- Be relevant – This is where early engagement, listening and using the right language really pay off. Taking time upfront to understand what the community organization does and what its (and/or its members’) priorities are will help ensure the research questions and approach align with the organization’s vision and mission, how the project can align with and/or enhance operational capacity, and, ultimately, how enhanced outcomes through services provided might be realized.
- Bring value – As with any partnership, all parties must understand the value proposition relating to their investment in the partnership. I run a nonprofit, which means I run a business and, like most businesses, we can’t afford to do things for free. This doesn’t always mean you need to bring your wallet: iKT projects can bring value in many ways, like increasing staff competencies, enhancing the outcomes and impact of our services, supporting operational sustainability, or providing direct and tangible benefits to those who engage in our organization’s services. But don’t get me wrong, money helps, too, and there are many ways grant budgets can be crafted to support an organization’s involvement.
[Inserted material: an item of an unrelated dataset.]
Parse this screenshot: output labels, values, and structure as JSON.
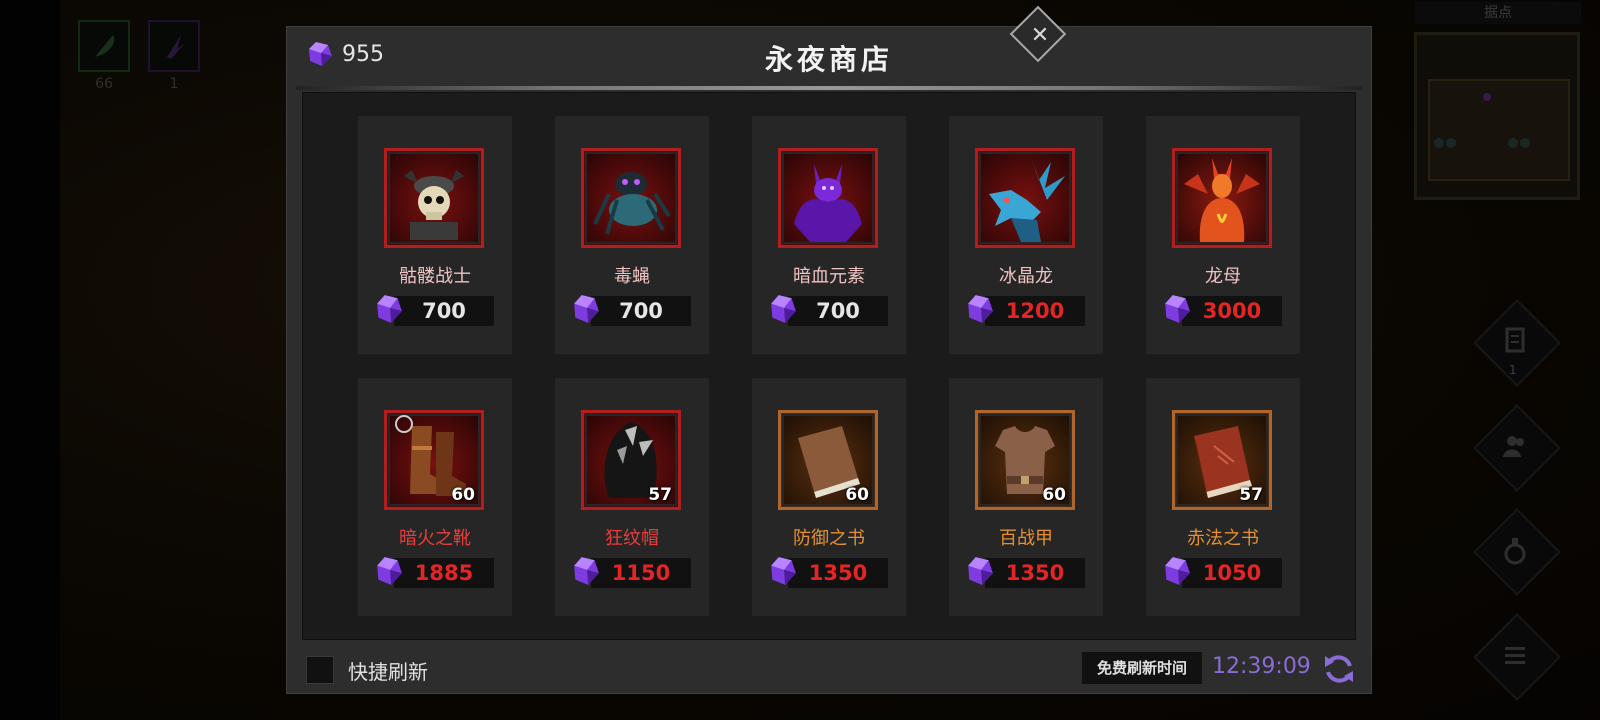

- Be respectful – Sounds trite, I know, but respecting and valuing the unique strengths each partner brings to the partnership and the challenges and barriers they face in doing so is essential for the success of the project, as is ensuring co-responsibility for project development and decision-making. When combined with the other tips, it is the antidote to tokenism.
Yes feels good
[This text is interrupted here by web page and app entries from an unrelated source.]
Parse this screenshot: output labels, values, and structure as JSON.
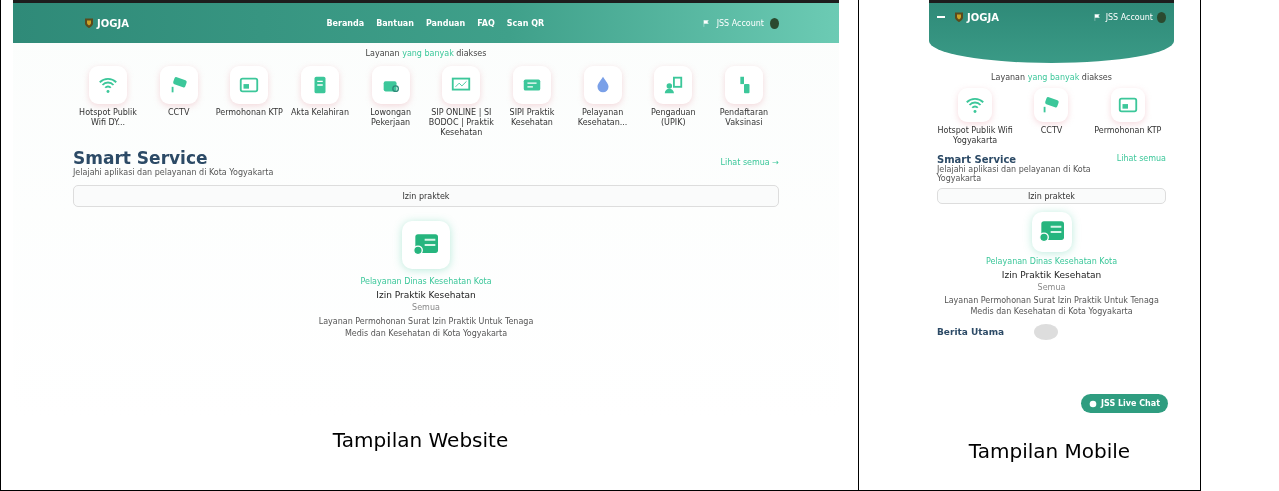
{
  "website": {
    "logo": "JOGJA",
    "nav": [
      "Beranda",
      "Bantuan",
      "Panduan",
      "FAQ",
      "Scan QR"
    ],
    "account": "JSS Account",
    "popular_heading": [
      {
        "text": "Layanan ",
        "highlight": false
      },
      {
        "text": "yang banyak",
        "highlight": true
      },
      {
        "text": " diakses",
        "highlight": false
      }
    ],
    "services": [
      {
        "label": "Hotspot Publik Wifi DY..."
      },
      {
        "label": "CCTV"
      },
      {
        "label": "Permohonan KTP"
      },
      {
        "label": "Akta Kelahiran"
      },
      {
        "label": "Lowongan Pekerjaan"
      },
      {
        "label": "SIP ONLINE | SI BODOC | Praktik Kesehatan"
      },
      {
        "label": "SIPI Praktik Kesehatan"
      },
      {
        "label": "Pelayanan Kesehatan..."
      },
      {
        "label": "Pengaduan (UPIK)"
      },
      {
        "label": "Pendaftaran Vaksinasi"
      }
    ],
    "section": {
      "title": "Smart Service",
      "subtitle": "Jelajahi aplikasi dan pelayanan di Kota Yogyakarta",
      "link": "Lihat semua →"
    },
    "search": {
      "placeholder": "Izin praktek"
    },
    "result": {
      "category": "Pelayanan Dinas Kesehatan Kota",
      "title": "Izin Praktik Kesehatan",
      "meta": "Semua",
      "description": "Layanan Permohonan Surat Izin Praktik Untuk Tenaga Medis dan Kesehatan di Kota Yogyakarta"
    },
    "caption": "Tampilan Website"
  },
  "mobile": {
    "logo": "JOGJA",
    "account": "JSS Account",
    "popular_heading": [
      {
        "text": "Layanan ",
        "highlight": false
      },
      {
        "text": "yang banyak",
        "highlight": true
      },
      {
        "text": " diakses",
        "highlight": false
      }
    ],
    "services": [
      {
        "label": "Hotspot Publik Wifi Yogyakarta"
      },
      {
        "label": "CCTV"
      },
      {
        "label": "Permohonan KTP"
      }
    ],
    "section": {
      "title": "Smart Service",
      "subtitle": "Jelajahi aplikasi dan pelayanan di Kota Yogyakarta",
      "link": "Lihat semua"
    },
    "search": {
      "placeholder": "Izin praktek"
    },
    "result": {
      "category": "Pelayanan Dinas Kesehatan Kota",
      "title": "Izin Praktik Kesehatan",
      "meta": "Semua",
      "description": "Layanan Permohonan Surat Izin Praktik Untuk Tenaga Medis dan Kesehatan di Kota Yogyakarta"
    },
    "news_title": "Berita Utama",
    "chat_button": "JSS Live Chat",
    "caption": "Tampilan Mobile"
  }
}
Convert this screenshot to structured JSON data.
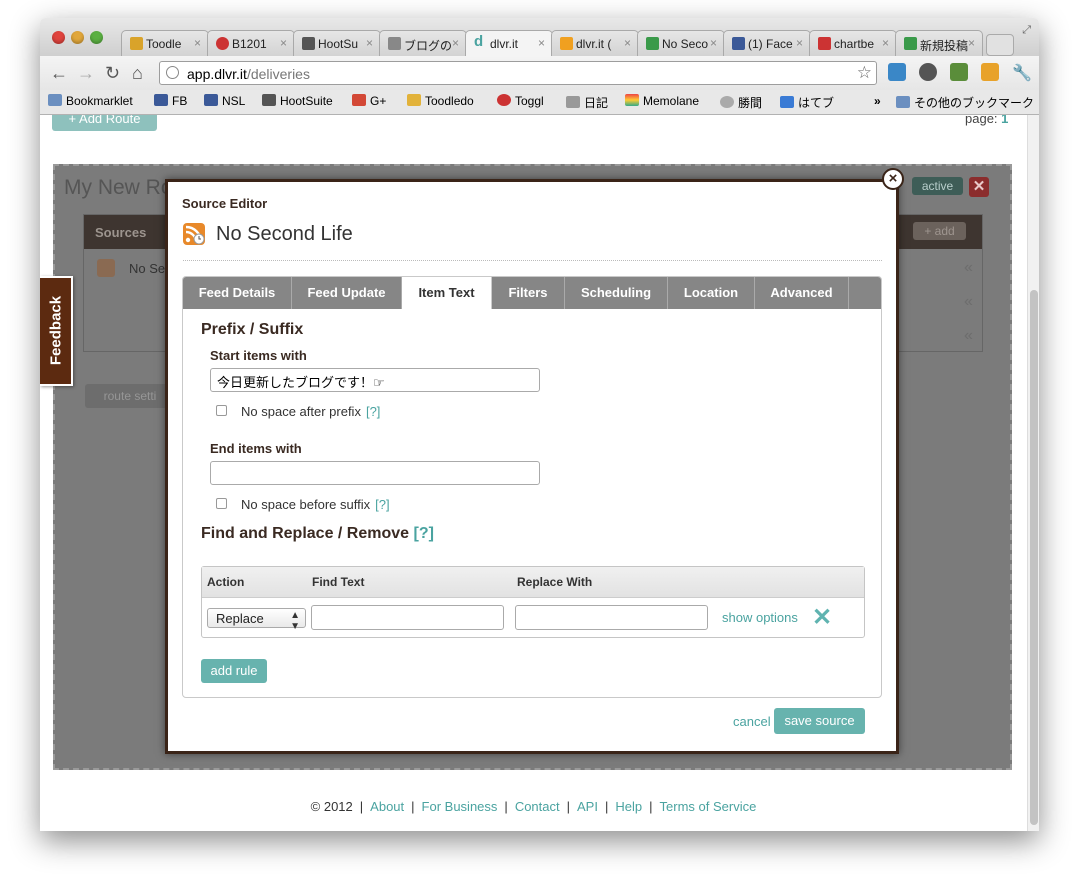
{
  "browser": {
    "tabs": [
      {
        "label": "Toodle",
        "icon_color": "#d9a32a"
      },
      {
        "label": "B1201",
        "icon_color": "#cc3333"
      },
      {
        "label": "HootSu",
        "icon_color": "#555555"
      },
      {
        "label": "ブログの",
        "icon_color": "#888888"
      },
      {
        "label": "dlvr.it",
        "icon_color": "#4aa3a0",
        "active": true
      },
      {
        "label": "dlvr.it (",
        "icon_color": "#f0a020"
      },
      {
        "label": "No Seco",
        "icon_color": "#3a9a4a"
      },
      {
        "label": "(1) Face",
        "icon_color": "#3b5998"
      },
      {
        "label": "chartbe",
        "icon_color": "#cc3333"
      },
      {
        "label": "新規投稿",
        "icon_color": "#3a9a4a"
      }
    ],
    "tab_close": "×",
    "url_host": "app.dlvr.it",
    "url_path": "/deliveries",
    "bookmarks": [
      {
        "label": "Bookmarklet",
        "icon": "folder-icon"
      },
      {
        "label": "FB",
        "icon": "facebook-icon"
      },
      {
        "label": "NSL",
        "icon": "facebook-icon"
      },
      {
        "label": "HootSuite",
        "icon": "hootsuite-icon"
      },
      {
        "label": "G+",
        "icon": "gplus-icon"
      },
      {
        "label": "Toodledo",
        "icon": "check-icon"
      },
      {
        "label": "Toggl",
        "icon": "toggl-icon"
      },
      {
        "label": "日記",
        "icon": "grid-icon"
      },
      {
        "label": "Memolane",
        "icon": "memolane-icon"
      },
      {
        "label": "勝間",
        "icon": "globe-icon"
      },
      {
        "label": "はてブ",
        "icon": "hatena-icon"
      }
    ],
    "bookmarks_overflow": "»",
    "other_bookmarks": "その他のブックマーク"
  },
  "page": {
    "add_route": "+ Add Route",
    "page_label": "page:",
    "page_number": "1",
    "route_name": "My New Ro",
    "route_status": "active",
    "route_delete": "✕",
    "sources_header": "Sources",
    "sources_add": "+ add",
    "source_row": "No Se",
    "route_settings": "route setti",
    "feedback": "Feedback",
    "chevrons": [
      "«",
      "«",
      "«"
    ]
  },
  "modal": {
    "close": "×",
    "subtitle": "Source Editor",
    "title": "No Second Life",
    "tabs": [
      "Feed Details",
      "Feed Update",
      "Item Text",
      "Filters",
      "Scheduling",
      "Location",
      "Advanced"
    ],
    "active_tab": "Item Text",
    "prefix_suffix_title": "Prefix / Suffix",
    "start_label": "Start items with",
    "start_value": "今日更新したブログです！☞",
    "no_space_prefix": "No space after prefix",
    "help": "[?]",
    "end_label": "End items with",
    "end_value": "",
    "no_space_suffix": "No space before suffix",
    "find_replace_title": "Find and Replace / Remove",
    "rules_headers": {
      "action": "Action",
      "find": "Find Text",
      "replace": "Replace With"
    },
    "rule_action": "Replace",
    "show_options": "show options",
    "rule_delete": "✕",
    "add_rule": "add rule",
    "cancel": "cancel",
    "save": "save source"
  },
  "footer": {
    "copyright": "© 2012",
    "links": [
      "About",
      "For Business",
      "Contact",
      "API",
      "Help",
      "Terms of Service"
    ]
  },
  "colors": {
    "accent": "#4aa3a0",
    "button": "#67b3ae",
    "modal_border": "#3a2418"
  }
}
Despite saying no to the vast majority of requests to help researchers with the studies, I am pleased to say that we are starting to say yes more often. Some enlightened academics really get iKT and how to successfully partner with community organizations. Some research centres do as well (e.g. Spinal Cord Injury BC enjoys a mutually beneficial partnership with ICORD that directly supports research participation by people with SCI). Commitment doesn’t come easily or from a decision taken lightly, but when done right, it is an absolutely rewarding and pleasurable experience that benefits all involved.
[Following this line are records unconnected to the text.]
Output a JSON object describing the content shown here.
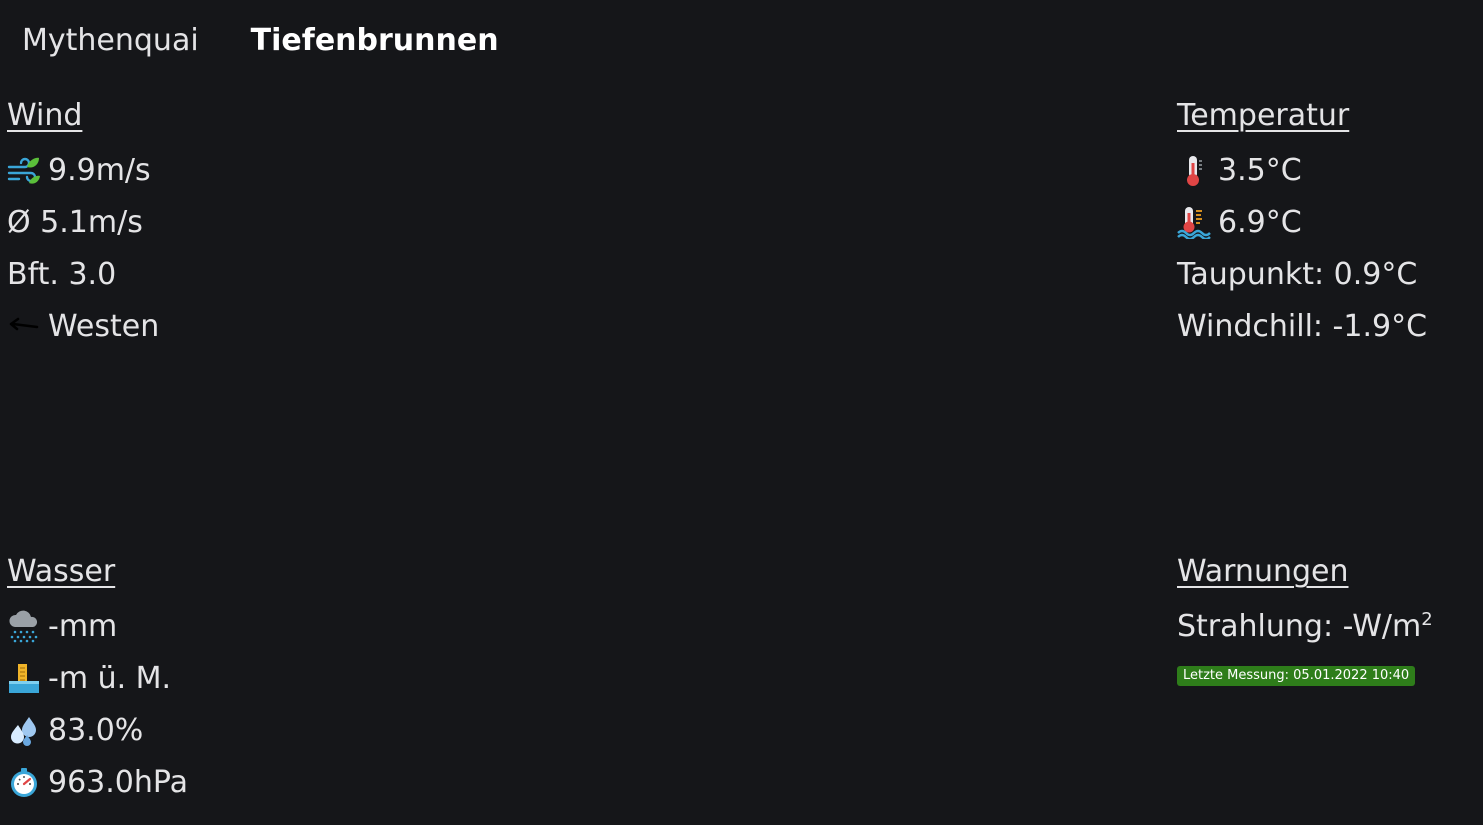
{
  "tabs": [
    {
      "label": "Mythenquai",
      "active": false
    },
    {
      "label": "Tiefenbrunnen",
      "active": true
    }
  ],
  "wind": {
    "title": "Wind",
    "speed": "9.9m/s",
    "avg": "Ø 5.1m/s",
    "beaufort": "Bft. 3.0",
    "direction": "Westen",
    "icons": [
      "wind-leaf-icon",
      "arrow-left-icon"
    ]
  },
  "temperature": {
    "title": "Temperatur",
    "air": "3.5°C",
    "water": "6.9°C",
    "dewpoint": "Taupunkt: 0.9°C",
    "windchill": "Windchill: -1.9°C",
    "icons": [
      "thermometer-icon",
      "water-thermometer-icon"
    ]
  },
  "water": {
    "title": "Wasser",
    "precipitation": "-mm",
    "level": "-m ü. M.",
    "humidity": "83.0%",
    "pressure": "963.0hPa",
    "icons": [
      "rain-cloud-icon",
      "water-level-icon",
      "droplets-icon",
      "barometer-icon"
    ]
  },
  "warnings": {
    "title": "Warnungen",
    "radiation_prefix": "Strahlung: -W/m",
    "radiation_sup": "2",
    "last_measurement": "Letzte Messung: 05.01.2022 10:40",
    "badge_color": "#2e7d1a"
  },
  "colors": {
    "background": "#151619",
    "text": "#e4e4e6"
  }
}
A case in point is SCI BC’s partnership with Dr. Heather Gainforth at UBC Okanagan. In part two of this series, Heather will share her approach to engaging community partners in iKT projects.
Watch: Chris McBride’s KT Encounters videos
Read: Commitment issues part 2, Dr. Heather Gainforth
Chris McBride, PhD
Executive Director, Spinal Cord Injury BC
Since 2010, Chris has served as the executive director of Spinal Cord Injury BC, where he brings a passion for making a difference for people with disabilities and their families. He also brings 25 years of experience as a researcher and research-community network builder. Chris’ past roles include managing director of UBC and Vancouver Coastal Health’s ICORD research centre, managing director of the Rick Hansen Institute, and co-leader of the Michael Smith Foundation for Health Research-funded Disabilities Health Research Network. Presently, he is on the executive of the SSHRC-funded Canadian Disability Participation Project and chairs Spinal Cord Injury Canada’s Executive Director’s Council.
Opinions expressed in this blog post are those of the author and do not necessarily reflect the views of the Michael Smith Foundation for Health Research.